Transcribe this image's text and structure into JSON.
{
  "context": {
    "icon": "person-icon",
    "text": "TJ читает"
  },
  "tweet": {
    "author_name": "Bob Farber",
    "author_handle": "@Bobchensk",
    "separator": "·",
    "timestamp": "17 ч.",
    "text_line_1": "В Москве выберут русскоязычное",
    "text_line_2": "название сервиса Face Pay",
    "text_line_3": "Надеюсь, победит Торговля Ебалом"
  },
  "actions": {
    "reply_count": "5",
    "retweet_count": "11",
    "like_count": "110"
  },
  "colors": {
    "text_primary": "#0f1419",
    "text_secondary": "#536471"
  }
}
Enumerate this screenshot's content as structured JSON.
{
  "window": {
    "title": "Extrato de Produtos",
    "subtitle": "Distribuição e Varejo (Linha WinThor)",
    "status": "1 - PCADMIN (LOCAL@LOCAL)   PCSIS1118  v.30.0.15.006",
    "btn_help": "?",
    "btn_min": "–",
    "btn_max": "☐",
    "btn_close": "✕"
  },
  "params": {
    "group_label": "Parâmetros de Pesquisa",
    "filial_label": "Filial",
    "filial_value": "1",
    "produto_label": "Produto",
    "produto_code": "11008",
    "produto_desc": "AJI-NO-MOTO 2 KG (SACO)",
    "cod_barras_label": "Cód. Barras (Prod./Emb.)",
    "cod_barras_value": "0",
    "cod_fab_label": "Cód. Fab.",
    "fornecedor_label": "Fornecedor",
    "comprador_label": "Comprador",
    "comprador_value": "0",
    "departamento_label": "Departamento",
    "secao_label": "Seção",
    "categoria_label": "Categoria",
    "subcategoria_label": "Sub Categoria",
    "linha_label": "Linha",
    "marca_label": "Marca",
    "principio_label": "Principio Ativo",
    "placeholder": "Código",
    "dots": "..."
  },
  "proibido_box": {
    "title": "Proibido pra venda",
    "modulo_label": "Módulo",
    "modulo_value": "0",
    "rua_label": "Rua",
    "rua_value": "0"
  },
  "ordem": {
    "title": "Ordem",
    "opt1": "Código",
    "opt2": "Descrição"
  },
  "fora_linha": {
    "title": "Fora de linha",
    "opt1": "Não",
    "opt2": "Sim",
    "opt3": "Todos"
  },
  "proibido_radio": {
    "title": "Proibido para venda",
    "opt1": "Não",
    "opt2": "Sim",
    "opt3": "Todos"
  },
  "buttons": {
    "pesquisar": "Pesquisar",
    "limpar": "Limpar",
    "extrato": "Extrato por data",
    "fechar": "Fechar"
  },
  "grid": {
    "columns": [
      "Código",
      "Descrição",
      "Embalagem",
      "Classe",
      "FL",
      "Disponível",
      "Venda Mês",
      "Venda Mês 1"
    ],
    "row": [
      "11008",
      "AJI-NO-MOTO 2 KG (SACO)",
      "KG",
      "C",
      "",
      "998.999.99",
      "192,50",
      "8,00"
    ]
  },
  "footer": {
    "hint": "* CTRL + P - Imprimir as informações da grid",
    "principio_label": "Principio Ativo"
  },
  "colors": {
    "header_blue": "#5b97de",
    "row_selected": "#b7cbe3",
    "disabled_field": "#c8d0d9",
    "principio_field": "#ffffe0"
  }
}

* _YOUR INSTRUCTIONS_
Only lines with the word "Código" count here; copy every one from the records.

* _YOUR RESPONSE_
    "placeholder": "Código",
    "opt1": "Código",
      "Código",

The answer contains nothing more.